"I'm the kind of person that would sacrifice anything that I'm doing to help someone else. And that's what I love. The best part of my day is if I can make someone else smile, rather than myself," she said.
McKenzi Belt, daughter of David and Abbey Belt and Tim and Crystal Capps, is the Mid-Continent University Teen of the Week. Each Monday, the Sun features a different MCU Teen of the Week selected from nominees who guidance counselors throughout western Kentucky and southern Illinois submit to the Sun. Mid-Continent University will provide each Teen of the Week with a $2,500 annual scholarship to its university, which is renewable for four years. In the spring, a Teen of the Year will be chosen from the weekly winners. The Teen of the Year is eligible for a full four-year scholarship to Mid-Continent University or a cash award of $2,500, paid through the Paducah Sun, if the student selects another college to attend.
A glance at Belt's service hours proves her love for helping others is sincere. She's racked up 95 hours working at Starfish Orphan Ministry, not counting the mission trips she's taken to Honduras and El Salvador. She's worked blood drives through the student council and spent every Saturday morning in November participating in the Tornado in Training program, which teaches basketball skills to children.
"The main part of everything I've been involved in has been the idea of service. That's where my heart is," she said.
But Belt's commitment to volunteering doesn't preclude her from pursuing her other passions, particularly sports. She's played four years of varsity soccer as a starting keeper, earning several awards, and served as captain in 2012. She also played two years of varsity basketball, but had to give it up due to scheduling issues.
"Sports is an outlet for me, for sure. Whenever I get overwhelmed, I can go play a pickup game with my brother," she said.
And considering Belt's rigorous academic schedule this semester, it's no surprise that she needs an outlet from time to time. She's taking several advanced placement classes this year — calculus and biology are her favorites — and has maintained a weighted 4.0 grade-point average throughout high school.
Belt said she also keeps herself balanced by spending time with her large family.
Though her parents' divorce was difficult at first, Belt recognizes the value of having her two brothers, four sisters, and her parents and step-parents to support her.
"It's something that has really ended up helping me more than hurting me. ... I get so much more love put on me when I'm hurting, which is great," she said.
Belt also credits her family with pushing her to become the person she is.

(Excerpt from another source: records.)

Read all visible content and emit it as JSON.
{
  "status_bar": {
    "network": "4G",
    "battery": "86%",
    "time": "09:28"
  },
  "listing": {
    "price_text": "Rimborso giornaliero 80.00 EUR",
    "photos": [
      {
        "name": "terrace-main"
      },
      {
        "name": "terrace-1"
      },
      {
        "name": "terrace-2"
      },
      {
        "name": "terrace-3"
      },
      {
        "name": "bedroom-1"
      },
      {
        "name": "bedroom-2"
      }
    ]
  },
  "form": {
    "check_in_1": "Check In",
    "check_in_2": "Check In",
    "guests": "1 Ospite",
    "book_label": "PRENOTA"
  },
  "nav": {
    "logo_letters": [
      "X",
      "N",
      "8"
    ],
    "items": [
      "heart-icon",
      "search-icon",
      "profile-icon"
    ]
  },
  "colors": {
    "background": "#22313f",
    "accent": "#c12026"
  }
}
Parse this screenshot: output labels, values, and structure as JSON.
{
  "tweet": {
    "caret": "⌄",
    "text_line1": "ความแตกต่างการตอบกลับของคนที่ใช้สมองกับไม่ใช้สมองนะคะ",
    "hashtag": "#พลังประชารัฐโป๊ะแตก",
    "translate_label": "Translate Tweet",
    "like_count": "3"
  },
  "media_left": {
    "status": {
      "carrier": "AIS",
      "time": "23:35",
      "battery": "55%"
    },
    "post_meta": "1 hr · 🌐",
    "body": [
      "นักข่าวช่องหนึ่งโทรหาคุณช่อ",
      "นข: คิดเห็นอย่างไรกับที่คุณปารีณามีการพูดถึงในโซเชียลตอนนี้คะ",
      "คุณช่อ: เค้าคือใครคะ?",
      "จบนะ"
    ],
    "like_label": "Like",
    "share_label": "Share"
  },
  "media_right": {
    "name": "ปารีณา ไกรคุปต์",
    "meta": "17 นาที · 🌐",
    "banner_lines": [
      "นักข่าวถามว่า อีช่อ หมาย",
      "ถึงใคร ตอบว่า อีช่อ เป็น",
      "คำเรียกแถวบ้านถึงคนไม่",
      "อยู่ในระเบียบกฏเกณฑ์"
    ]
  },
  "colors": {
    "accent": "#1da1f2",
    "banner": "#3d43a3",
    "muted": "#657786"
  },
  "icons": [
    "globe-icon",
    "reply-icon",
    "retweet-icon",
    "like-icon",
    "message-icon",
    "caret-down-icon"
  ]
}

"They've really made me independent. They put so much responsibility on me, and I think it's hard at times, but it pays off, because I can do anything on my own," she said.
Contact Laurel Black, a Paducah Sun staff writer, at 270-575-8641.